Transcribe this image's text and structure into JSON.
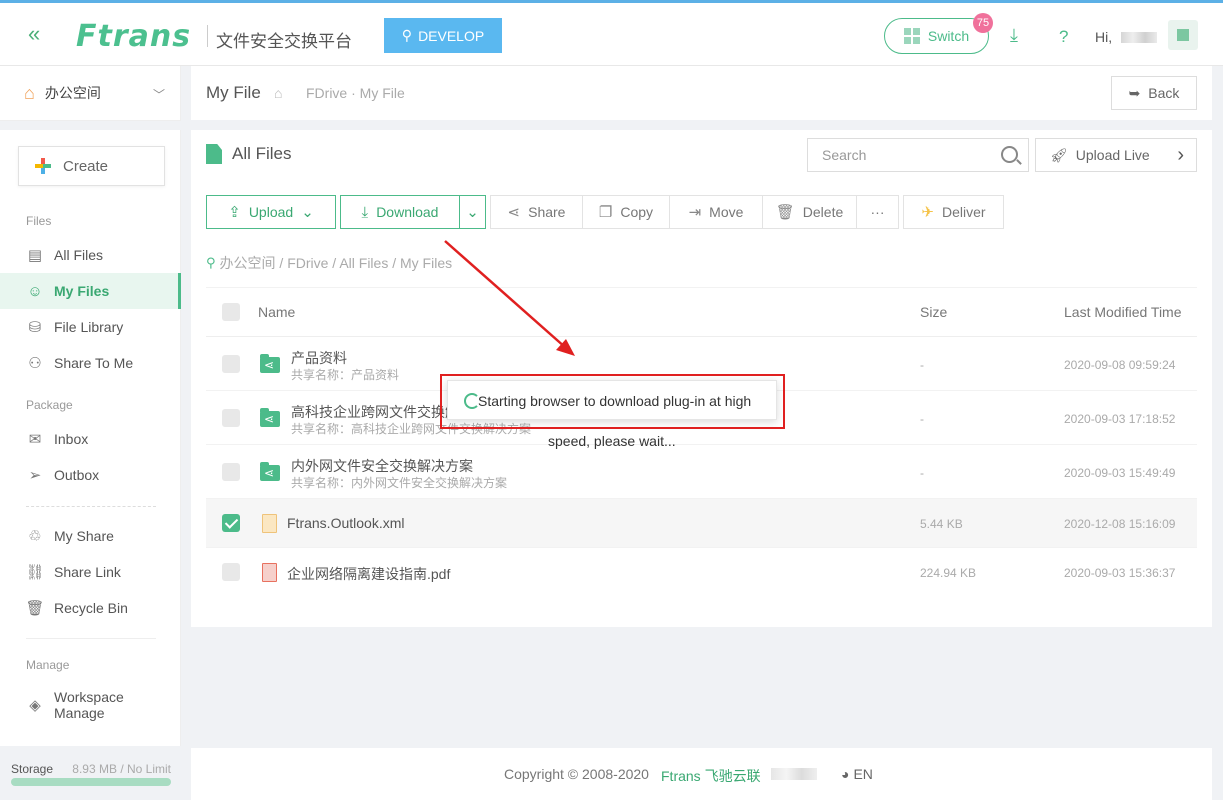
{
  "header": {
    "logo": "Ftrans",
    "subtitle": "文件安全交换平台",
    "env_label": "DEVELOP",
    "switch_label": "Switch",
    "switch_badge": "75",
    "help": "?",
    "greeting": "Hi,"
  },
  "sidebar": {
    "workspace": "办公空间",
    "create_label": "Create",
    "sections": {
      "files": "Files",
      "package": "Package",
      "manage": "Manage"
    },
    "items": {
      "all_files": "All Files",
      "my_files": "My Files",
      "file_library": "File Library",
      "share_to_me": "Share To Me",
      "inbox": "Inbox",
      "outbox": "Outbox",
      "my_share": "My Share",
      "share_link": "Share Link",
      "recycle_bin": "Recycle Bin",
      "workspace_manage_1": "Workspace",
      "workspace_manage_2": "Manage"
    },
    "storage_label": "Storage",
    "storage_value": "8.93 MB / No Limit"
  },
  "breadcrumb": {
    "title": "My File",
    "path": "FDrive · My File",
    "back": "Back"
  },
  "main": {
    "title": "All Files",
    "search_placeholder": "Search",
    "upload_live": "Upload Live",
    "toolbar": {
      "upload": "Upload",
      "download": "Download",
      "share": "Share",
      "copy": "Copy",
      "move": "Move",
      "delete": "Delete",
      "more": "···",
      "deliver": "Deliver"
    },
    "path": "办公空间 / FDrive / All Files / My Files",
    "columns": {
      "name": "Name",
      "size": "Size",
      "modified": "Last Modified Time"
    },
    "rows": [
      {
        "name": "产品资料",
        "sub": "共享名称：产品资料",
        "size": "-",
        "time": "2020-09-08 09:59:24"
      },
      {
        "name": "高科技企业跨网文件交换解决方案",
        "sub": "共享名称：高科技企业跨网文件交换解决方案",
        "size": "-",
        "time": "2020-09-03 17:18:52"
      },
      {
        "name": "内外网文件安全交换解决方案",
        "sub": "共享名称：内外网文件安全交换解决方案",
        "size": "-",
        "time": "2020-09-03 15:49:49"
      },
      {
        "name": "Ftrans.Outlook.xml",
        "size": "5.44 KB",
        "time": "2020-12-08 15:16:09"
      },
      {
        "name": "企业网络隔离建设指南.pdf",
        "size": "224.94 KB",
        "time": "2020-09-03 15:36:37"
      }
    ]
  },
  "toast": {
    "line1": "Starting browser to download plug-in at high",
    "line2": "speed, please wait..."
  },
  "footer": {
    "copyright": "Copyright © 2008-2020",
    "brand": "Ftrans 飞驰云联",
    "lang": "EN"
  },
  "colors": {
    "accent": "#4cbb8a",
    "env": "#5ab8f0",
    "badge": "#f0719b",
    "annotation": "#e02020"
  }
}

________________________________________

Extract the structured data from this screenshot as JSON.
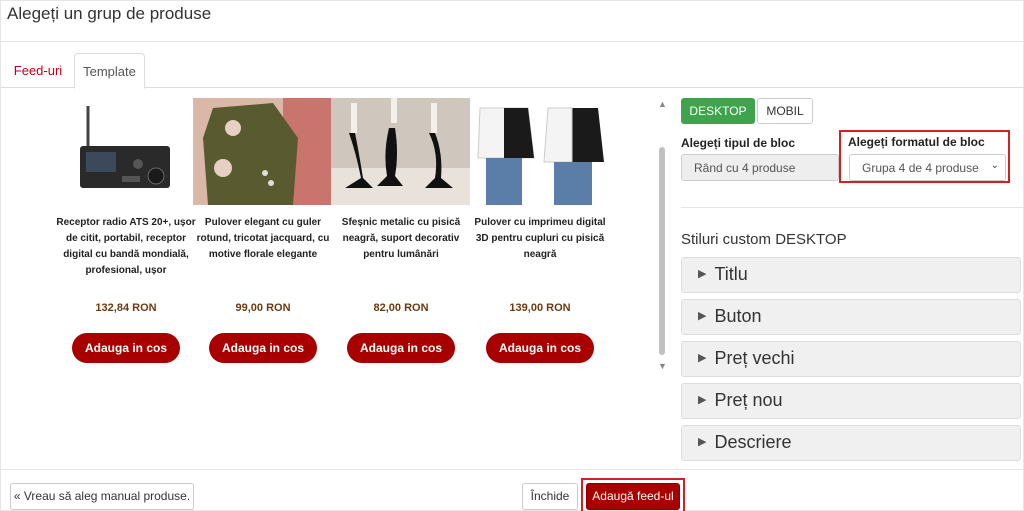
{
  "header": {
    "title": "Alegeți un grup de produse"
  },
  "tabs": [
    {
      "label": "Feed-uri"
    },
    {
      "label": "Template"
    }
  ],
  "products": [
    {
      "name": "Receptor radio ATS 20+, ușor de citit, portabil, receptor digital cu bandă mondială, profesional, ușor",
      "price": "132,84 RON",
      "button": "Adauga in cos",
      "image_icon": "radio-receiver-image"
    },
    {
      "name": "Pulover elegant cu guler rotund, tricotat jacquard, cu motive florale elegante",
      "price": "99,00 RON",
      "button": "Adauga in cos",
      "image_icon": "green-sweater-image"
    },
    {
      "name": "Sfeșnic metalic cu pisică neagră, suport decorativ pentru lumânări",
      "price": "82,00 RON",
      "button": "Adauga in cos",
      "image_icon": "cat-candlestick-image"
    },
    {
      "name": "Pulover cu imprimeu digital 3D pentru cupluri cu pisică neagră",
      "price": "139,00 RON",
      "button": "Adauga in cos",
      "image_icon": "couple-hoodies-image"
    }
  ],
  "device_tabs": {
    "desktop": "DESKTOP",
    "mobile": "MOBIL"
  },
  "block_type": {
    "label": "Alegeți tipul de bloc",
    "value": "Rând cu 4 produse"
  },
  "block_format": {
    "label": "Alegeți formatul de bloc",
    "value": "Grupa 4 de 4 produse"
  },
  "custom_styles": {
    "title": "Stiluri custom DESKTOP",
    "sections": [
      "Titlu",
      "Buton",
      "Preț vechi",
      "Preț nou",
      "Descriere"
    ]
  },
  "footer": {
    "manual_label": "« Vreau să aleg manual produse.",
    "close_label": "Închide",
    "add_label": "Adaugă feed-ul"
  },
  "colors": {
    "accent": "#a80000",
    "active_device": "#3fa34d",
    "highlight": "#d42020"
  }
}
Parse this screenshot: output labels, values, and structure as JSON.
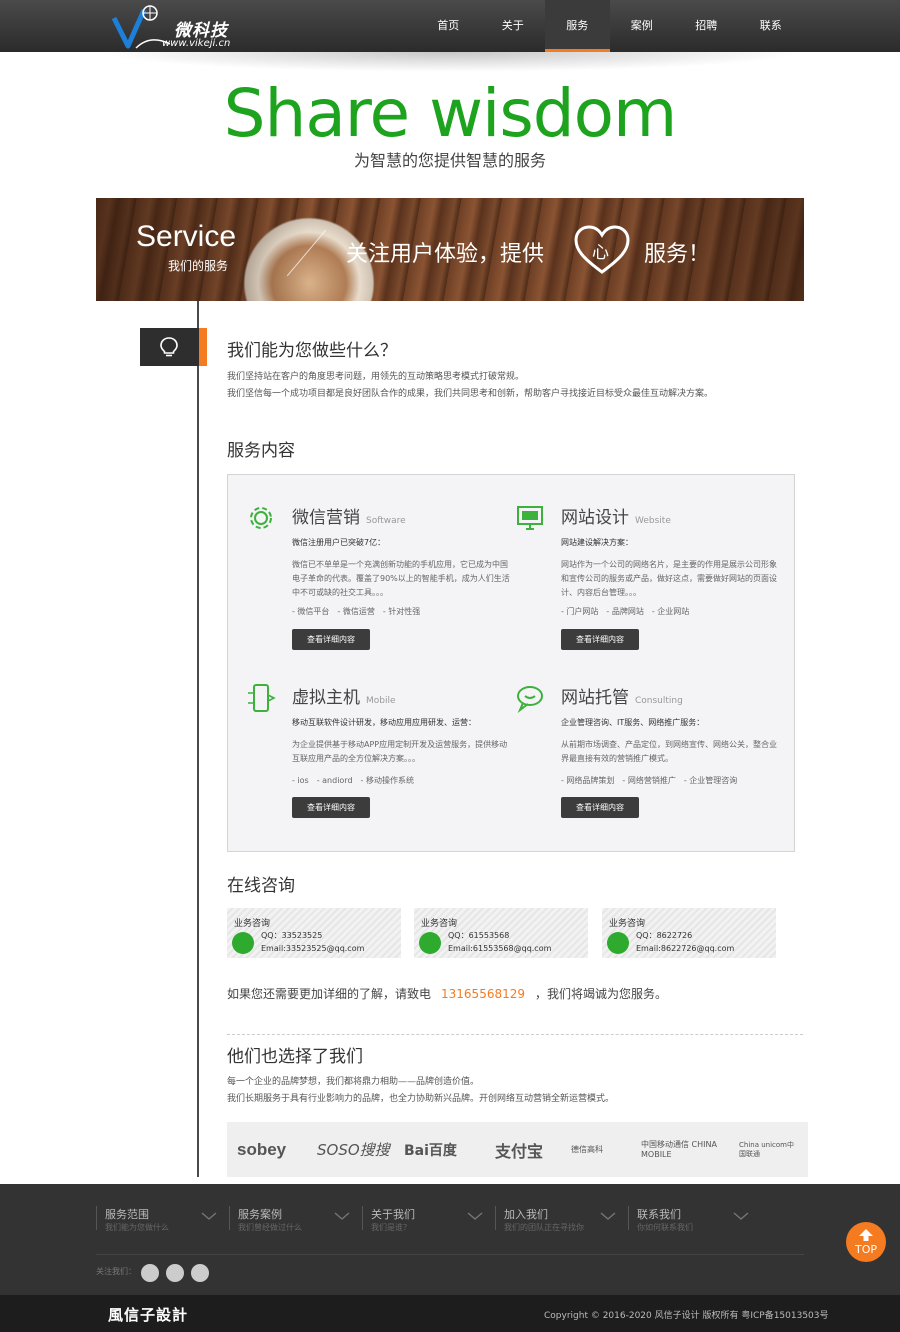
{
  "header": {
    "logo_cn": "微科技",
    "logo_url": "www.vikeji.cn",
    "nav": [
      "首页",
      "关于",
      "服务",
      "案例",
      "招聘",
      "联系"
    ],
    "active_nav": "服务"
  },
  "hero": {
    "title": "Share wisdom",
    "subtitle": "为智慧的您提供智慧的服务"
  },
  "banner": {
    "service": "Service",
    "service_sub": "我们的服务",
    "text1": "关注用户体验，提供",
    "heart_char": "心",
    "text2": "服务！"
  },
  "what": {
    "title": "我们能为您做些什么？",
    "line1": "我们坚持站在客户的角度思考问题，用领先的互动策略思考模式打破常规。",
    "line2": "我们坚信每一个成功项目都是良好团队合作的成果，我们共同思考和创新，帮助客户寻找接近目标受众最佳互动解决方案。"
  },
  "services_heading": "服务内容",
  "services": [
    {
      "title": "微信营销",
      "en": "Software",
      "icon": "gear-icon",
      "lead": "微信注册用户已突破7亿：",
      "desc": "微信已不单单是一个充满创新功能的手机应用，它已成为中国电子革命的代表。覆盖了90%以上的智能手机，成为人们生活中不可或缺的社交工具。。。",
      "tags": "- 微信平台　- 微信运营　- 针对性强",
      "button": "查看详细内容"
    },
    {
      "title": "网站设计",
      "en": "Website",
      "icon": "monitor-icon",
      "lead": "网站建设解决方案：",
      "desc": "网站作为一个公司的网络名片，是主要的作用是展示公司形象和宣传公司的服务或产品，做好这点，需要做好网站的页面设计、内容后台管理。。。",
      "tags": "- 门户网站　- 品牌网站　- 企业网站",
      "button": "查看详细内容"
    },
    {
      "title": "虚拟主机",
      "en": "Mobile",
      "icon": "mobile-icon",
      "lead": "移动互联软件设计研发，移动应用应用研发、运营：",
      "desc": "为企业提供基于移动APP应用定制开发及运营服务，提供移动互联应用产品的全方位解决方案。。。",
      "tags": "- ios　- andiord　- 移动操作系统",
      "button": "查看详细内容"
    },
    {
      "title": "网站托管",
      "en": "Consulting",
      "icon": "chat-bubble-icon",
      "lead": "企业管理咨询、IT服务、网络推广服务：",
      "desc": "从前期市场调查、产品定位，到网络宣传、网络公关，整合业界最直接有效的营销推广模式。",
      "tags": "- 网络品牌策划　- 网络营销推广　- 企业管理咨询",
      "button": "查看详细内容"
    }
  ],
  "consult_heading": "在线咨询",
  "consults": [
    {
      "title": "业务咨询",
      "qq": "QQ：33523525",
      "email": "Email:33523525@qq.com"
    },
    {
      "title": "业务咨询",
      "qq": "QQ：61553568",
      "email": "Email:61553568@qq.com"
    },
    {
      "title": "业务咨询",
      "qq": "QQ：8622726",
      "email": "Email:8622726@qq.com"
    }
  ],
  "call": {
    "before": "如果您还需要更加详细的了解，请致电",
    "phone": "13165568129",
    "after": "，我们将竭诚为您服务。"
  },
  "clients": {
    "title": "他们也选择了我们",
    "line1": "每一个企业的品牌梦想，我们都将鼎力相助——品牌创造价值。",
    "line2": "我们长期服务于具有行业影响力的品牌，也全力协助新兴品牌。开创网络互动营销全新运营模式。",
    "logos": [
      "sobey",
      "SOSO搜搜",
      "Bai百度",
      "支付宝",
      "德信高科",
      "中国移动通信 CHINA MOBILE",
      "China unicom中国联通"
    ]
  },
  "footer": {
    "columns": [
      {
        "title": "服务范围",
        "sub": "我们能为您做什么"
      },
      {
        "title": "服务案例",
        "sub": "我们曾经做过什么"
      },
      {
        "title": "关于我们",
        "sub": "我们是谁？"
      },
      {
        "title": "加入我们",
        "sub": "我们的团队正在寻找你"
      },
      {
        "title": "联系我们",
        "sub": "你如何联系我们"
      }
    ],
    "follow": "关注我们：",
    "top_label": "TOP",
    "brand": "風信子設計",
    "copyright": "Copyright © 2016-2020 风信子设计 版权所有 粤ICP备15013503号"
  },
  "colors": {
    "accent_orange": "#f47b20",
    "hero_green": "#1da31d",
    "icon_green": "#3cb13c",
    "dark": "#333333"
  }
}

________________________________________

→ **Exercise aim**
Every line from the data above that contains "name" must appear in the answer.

→ **Answer to this task**
      "name": "Name",
        "name": "产品资料",
        "name": "高科技企业跨网文件交换解决方案",
        "name": "内外网文件安全交换解决方案",
        "name": "Ftrans.Outlook.xml",
        "name": "企业网络隔离建设指南.pdf",
      "name": "Receptor radio ATS 20+, ușor de citit, portabil, receptor digital cu bandă mondială, profesional, ușor",
      "name": "Pulover elegant cu guler rotund, tricotat jacquard, cu motive florale elegante",
      "name": "Sfeșnic metalic cu pisică neagră, suport decorativ pentru lumânări",
      "name": "Pulover cu imprimeu digital 3D pentru cupluri cu pisică neagră",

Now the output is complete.